Data for this exercise -
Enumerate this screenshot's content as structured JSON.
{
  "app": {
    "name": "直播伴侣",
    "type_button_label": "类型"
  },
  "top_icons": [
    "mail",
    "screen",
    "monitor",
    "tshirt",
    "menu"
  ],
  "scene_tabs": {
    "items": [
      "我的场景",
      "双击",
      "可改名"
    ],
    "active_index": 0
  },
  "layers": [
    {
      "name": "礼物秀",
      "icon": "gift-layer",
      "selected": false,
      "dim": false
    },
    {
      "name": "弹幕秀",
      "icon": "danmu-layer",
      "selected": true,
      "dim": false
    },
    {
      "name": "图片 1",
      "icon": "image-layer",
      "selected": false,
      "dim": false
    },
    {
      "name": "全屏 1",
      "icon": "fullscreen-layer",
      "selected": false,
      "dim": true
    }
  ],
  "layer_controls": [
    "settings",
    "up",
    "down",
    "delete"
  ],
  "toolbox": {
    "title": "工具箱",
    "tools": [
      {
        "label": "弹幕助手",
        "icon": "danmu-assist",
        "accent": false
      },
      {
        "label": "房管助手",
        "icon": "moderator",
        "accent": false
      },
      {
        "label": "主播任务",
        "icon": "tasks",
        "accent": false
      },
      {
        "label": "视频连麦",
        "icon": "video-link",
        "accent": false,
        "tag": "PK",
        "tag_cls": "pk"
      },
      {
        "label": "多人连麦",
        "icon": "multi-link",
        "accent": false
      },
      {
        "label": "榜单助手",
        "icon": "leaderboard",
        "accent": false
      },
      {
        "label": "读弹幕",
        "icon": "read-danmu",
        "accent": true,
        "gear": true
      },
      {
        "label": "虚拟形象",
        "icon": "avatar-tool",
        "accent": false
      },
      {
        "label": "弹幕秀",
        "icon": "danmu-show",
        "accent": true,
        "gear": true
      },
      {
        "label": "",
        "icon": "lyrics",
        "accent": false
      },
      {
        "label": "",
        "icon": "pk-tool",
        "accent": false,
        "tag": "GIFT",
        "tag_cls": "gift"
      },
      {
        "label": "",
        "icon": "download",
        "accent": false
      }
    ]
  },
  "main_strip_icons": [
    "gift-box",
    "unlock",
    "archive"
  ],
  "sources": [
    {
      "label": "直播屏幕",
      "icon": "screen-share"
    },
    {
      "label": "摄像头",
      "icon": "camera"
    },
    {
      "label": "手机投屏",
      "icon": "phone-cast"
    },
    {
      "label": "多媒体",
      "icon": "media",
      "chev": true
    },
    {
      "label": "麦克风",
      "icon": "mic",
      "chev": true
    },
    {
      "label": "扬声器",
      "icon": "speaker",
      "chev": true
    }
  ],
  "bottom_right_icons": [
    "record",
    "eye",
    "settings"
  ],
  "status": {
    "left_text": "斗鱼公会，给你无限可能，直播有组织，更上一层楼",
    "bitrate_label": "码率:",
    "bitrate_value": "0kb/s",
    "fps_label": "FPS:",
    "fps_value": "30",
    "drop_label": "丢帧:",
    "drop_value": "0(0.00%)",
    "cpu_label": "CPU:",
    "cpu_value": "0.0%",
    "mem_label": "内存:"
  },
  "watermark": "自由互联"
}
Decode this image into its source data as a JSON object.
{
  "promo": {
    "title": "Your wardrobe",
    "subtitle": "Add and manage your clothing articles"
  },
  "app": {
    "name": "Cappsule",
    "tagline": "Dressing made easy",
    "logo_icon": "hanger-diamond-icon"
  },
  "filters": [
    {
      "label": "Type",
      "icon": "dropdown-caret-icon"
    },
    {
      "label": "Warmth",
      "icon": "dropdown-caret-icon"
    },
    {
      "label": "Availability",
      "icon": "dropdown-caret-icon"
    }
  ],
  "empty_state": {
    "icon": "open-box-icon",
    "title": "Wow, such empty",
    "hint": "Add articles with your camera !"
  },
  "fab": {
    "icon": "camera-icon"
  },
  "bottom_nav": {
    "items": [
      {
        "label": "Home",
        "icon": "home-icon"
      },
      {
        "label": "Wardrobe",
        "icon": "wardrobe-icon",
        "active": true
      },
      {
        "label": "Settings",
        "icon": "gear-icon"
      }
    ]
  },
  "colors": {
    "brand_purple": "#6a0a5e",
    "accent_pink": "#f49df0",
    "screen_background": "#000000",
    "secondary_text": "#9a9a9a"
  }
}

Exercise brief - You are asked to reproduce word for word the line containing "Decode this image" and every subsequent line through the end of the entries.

Exercise response -
Decode this image into its source data as a JSON object.
{
  "promo": {
    "title": "Your wardrobe",
    "subtitle": "Add and manage your clothing articles"
  },
  "app": {
    "name": "Cappsule",
    "tagline": "Dressing made easy",
    "logo_icon": "hanger-diamond-icon"
  },
  "filters": [
    {
      "label": "Type",
      "icon": "dropdown-caret-icon"
    },
    {
      "label": "Warmth",
      "icon": "dropdown-caret-icon"
    },
    {
      "label": "Availability",
      "icon": "dropdown-caret-icon"
    }
  ],
  "empty_state": {
    "icon": "open-box-icon",
    "title": "Wow, such empty",
    "hint": "Add articles with your camera !"
  },
  "fab": {
    "icon": "camera-icon"
  },
  "bottom_nav": {
    "items": [
      {
        "label": "Home",
        "icon": "home-icon"
      },
      {
        "label": "Wardrobe",
        "icon": "wardrobe-icon",
        "active": true
      },
      {
        "label": "Settings",
        "icon": "gear-icon"
      }
    ]
  },
  "colors": {
    "brand_purple": "#6a0a5e",
    "accent_pink": "#f49df0",
    "screen_background": "#000000",
    "secondary_text": "#9a9a9a"
  }
}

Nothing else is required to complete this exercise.